**Exercise requirements:** Extract each record and reproduce it exactly.

Dataset rows for apps and sites
● ● ● ● ●

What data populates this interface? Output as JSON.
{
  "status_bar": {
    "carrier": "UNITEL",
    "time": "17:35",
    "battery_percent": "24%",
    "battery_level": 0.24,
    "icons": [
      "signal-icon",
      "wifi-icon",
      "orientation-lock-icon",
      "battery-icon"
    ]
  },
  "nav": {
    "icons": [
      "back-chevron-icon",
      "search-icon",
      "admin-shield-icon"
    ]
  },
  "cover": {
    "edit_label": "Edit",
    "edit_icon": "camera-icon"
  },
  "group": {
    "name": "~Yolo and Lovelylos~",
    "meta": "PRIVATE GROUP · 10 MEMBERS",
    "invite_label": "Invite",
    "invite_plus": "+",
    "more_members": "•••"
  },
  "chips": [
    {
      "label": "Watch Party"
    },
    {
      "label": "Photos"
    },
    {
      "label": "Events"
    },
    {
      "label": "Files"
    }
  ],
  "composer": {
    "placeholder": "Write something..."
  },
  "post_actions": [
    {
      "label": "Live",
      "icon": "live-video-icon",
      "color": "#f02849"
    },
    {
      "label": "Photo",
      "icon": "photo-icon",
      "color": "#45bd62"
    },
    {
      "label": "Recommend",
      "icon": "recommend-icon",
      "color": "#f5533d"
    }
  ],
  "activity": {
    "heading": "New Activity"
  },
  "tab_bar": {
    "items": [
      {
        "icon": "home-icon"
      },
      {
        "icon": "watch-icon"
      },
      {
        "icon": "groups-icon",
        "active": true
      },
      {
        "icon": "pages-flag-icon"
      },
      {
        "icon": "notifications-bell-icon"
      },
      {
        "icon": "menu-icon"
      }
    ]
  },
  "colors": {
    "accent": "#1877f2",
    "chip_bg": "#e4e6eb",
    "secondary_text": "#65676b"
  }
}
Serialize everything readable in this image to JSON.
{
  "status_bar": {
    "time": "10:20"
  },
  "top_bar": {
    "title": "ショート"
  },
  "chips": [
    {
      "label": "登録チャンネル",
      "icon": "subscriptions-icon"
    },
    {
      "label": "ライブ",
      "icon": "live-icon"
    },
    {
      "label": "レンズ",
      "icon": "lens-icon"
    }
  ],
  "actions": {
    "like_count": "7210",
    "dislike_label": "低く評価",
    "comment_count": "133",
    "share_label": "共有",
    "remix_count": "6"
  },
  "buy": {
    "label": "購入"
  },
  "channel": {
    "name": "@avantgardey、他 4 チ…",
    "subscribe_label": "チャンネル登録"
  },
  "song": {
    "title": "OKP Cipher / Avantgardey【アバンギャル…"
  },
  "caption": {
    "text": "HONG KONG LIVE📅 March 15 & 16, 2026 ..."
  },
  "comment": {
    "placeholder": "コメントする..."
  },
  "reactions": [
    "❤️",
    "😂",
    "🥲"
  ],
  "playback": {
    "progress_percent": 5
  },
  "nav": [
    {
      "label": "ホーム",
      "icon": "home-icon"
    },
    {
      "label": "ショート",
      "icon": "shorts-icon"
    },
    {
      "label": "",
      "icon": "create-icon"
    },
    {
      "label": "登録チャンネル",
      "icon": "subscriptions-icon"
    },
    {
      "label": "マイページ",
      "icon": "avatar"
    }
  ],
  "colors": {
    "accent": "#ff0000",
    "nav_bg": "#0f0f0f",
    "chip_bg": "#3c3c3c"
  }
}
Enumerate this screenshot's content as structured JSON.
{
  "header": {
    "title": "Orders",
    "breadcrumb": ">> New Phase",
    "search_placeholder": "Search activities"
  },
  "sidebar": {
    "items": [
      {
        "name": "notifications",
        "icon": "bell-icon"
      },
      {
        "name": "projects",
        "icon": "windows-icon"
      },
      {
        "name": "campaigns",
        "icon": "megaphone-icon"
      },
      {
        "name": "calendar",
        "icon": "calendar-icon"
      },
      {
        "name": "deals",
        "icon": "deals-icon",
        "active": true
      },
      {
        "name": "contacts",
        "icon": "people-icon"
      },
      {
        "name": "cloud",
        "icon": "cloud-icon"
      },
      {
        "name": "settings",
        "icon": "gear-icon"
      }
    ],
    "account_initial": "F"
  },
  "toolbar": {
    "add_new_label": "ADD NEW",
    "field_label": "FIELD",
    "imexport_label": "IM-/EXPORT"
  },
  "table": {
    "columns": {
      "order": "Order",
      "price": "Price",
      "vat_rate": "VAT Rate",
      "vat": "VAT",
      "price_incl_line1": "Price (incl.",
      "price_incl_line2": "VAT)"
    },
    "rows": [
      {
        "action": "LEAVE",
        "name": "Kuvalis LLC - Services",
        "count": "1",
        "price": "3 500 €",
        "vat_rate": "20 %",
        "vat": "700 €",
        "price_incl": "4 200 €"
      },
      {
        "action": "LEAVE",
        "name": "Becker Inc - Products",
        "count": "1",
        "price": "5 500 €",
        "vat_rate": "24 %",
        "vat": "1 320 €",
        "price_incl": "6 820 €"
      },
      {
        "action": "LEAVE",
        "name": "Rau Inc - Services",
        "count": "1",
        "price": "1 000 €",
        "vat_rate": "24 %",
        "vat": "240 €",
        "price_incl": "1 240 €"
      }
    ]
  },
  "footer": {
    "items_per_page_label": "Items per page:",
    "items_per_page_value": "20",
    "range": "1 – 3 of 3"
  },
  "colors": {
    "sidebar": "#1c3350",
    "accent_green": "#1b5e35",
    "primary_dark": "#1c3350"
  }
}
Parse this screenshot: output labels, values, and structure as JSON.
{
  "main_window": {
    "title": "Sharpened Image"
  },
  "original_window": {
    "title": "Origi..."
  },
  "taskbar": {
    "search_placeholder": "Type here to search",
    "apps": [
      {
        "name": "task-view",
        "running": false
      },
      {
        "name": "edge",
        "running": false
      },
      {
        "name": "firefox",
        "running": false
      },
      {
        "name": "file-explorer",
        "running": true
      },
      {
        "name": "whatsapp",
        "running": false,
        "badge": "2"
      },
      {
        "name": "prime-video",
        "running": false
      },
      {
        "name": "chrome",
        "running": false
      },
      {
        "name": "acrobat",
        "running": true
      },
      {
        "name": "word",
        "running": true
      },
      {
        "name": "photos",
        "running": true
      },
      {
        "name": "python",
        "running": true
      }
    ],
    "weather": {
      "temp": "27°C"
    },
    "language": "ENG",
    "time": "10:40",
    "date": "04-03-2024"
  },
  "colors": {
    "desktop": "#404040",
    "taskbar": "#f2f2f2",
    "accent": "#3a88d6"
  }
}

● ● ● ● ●

**Answer for this exercise:**
What data populates this interface? Output as JSON.
{
  "status_bar": {
    "carrier": "UNITEL",
    "time": "17:35",
    "battery_percent": "24%",
    "battery_level": 0.24,
    "icons": [
      "signal-icon",
      "wifi-icon",
      "orientation-lock-icon",
      "battery-icon"
    ]
  },
  "nav": {
    "icons": [
      "back-chevron-icon",
      "search-icon",
      "admin-shield-icon"
    ]
  },
  "cover": {
    "edit_label": "Edit",
    "edit_icon": "camera-icon"
  },
  "group": {
    "name": "~Yolo and Lovelylos~",
    "meta": "PRIVATE GROUP · 10 MEMBERS",
    "invite_label": "Invite",
    "invite_plus": "+",
    "more_members": "•••"
  },
  "chips": [
    {
      "label": "Watch Party"
    },
    {
      "label": "Photos"
    },
    {
      "label": "Events"
    },
    {
      "label": "Files"
    }
  ],
  "composer": {
    "placeholder": "Write something..."
  },
  "post_actions": [
    {
      "label": "Live",
      "icon": "live-video-icon",
      "color": "#f02849"
    },
    {
      "label": "Photo",
      "icon": "photo-icon",
      "color": "#45bd62"
    },
    {
      "label": "Recommend",
      "icon": "recommend-icon",
      "color": "#f5533d"
    }
  ],
  "activity": {
    "heading": "New Activity"
  },
  "tab_bar": {
    "items": [
      {
        "icon": "home-icon"
      },
      {
        "icon": "watch-icon"
      },
      {
        "icon": "groups-icon",
        "active": true
      },
      {
        "icon": "pages-flag-icon"
      },
      {
        "icon": "notifications-bell-icon"
      },
      {
        "icon": "menu-icon"
      }
    ]
  },
  "colors": {
    "accent": "#1877f2",
    "chip_bg": "#e4e6eb",
    "secondary_text": "#65676b"
  }
}
Serialize everything readable in this image to JSON.
{
  "status_bar": {
    "time": "10:20"
  },
  "top_bar": {
    "title": "ショート"
  },
  "chips": [
    {
      "label": "登録チャンネル",
      "icon": "subscriptions-icon"
    },
    {
      "label": "ライブ",
      "icon": "live-icon"
    },
    {
      "label": "レンズ",
      "icon": "lens-icon"
    }
  ],
  "actions": {
    "like_count": "7210",
    "dislike_label": "低く評価",
    "comment_count": "133",
    "share_label": "共有",
    "remix_count": "6"
  },
  "buy": {
    "label": "購入"
  },
  "channel": {
    "name": "@avantgardey、他 4 チ…",
    "subscribe_label": "チャンネル登録"
  },
  "song": {
    "title": "OKP Cipher / Avantgardey【アバンギャル…"
  },
  "caption": {
    "text": "HONG KONG LIVE📅 March 15 & 16, 2026 ..."
  },
  "comment": {
    "placeholder": "コメントする..."
  },
  "reactions": [
    "❤️",
    "😂",
    "🥲"
  ],
  "playback": {
    "progress_percent": 5
  },
  "nav": [
    {
      "label": "ホーム",
      "icon": "home-icon"
    },
    {
      "label": "ショート",
      "icon": "shorts-icon"
    },
    {
      "label": "",
      "icon": "create-icon"
    },
    {
      "label": "登録チャンネル",
      "icon": "subscriptions-icon"
    },
    {
      "label": "マイページ",
      "icon": "avatar"
    }
  ],
  "colors": {
    "accent": "#ff0000",
    "nav_bg": "#0f0f0f",
    "chip_bg": "#3c3c3c"
  }
}
Enumerate this screenshot's content as structured JSON.
{
  "header": {
    "title": "Orders",
    "breadcrumb": ">> New Phase",
    "search_placeholder": "Search activities"
  },
  "sidebar": {
    "items": [
      {
        "name": "notifications",
        "icon": "bell-icon"
      },
      {
        "name": "projects",
        "icon": "windows-icon"
      },
      {
        "name": "campaigns",
        "icon": "megaphone-icon"
      },
      {
        "name": "calendar",
        "icon": "calendar-icon"
      },
      {
        "name": "deals",
        "icon": "deals-icon",
        "active": true
      },
      {
        "name": "contacts",
        "icon": "people-icon"
      },
      {
        "name": "cloud",
        "icon": "cloud-icon"
      },
      {
        "name": "settings",
        "icon": "gear-icon"
      }
    ],
    "account_initial": "F"
  },
  "toolbar": {
    "add_new_label": "ADD NEW",
    "field_label": "FIELD",
    "imexport_label": "IM-/EXPORT"
  },
  "table": {
    "columns": {
      "order": "Order",
      "price": "Price",
      "vat_rate": "VAT Rate",
      "vat": "VAT",
      "price_incl_line1": "Price (incl.",
      "price_incl_line2": "VAT)"
    },
    "rows": [
      {
        "action": "LEAVE",
        "name": "Kuvalis LLC - Services",
        "count": "1",
        "price": "3 500 €",
        "vat_rate": "20 %",
        "vat": "700 €",
        "price_incl": "4 200 €"
      },
      {
        "action": "LEAVE",
        "name": "Becker Inc - Products",
        "count": "1",
        "price": "5 500 €",
        "vat_rate": "24 %",
        "vat": "1 320 €",
        "price_incl": "6 820 €"
      },
      {
        "action": "LEAVE",
        "name": "Rau Inc - Services",
        "count": "1",
        "price": "1 000 €",
        "vat_rate": "24 %",
        "vat": "240 €",
        "price_incl": "1 240 €"
      }
    ]
  },
  "footer": {
    "items_per_page_label": "Items per page:",
    "items_per_page_value": "20",
    "range": "1 – 3 of 3"
  },
  "colors": {
    "sidebar": "#1c3350",
    "accent_green": "#1b5e35",
    "primary_dark": "#1c3350"
  }
}
Parse this screenshot: output labels, values, and structure as JSON.
{
  "main_window": {
    "title": "Sharpened Image"
  },
  "original_window": {
    "title": "Origi..."
  },
  "taskbar": {
    "search_placeholder": "Type here to search",
    "apps": [
      {
        "name": "task-view",
        "running": false
      },
      {
        "name": "edge",
        "running": false
      },
      {
        "name": "firefox",
        "running": false
      },
      {
        "name": "file-explorer",
        "running": true
      },
      {
        "name": "whatsapp",
        "running": false,
        "badge": "2"
      },
      {
        "name": "prime-video",
        "running": false
      },
      {
        "name": "chrome",
        "running": false
      },
      {
        "name": "acrobat",
        "running": true
      },
      {
        "name": "word",
        "running": true
      },
      {
        "name": "photos",
        "running": true
      },
      {
        "name": "python",
        "running": true
      }
    ],
    "weather": {
      "temp": "27°C"
    },
    "language": "ENG",
    "time": "10:40",
    "date": "04-03-2024"
  },
  "colors": {
    "desktop": "#404040",
    "taskbar": "#f2f2f2",
    "accent": "#3a88d6"
  }
}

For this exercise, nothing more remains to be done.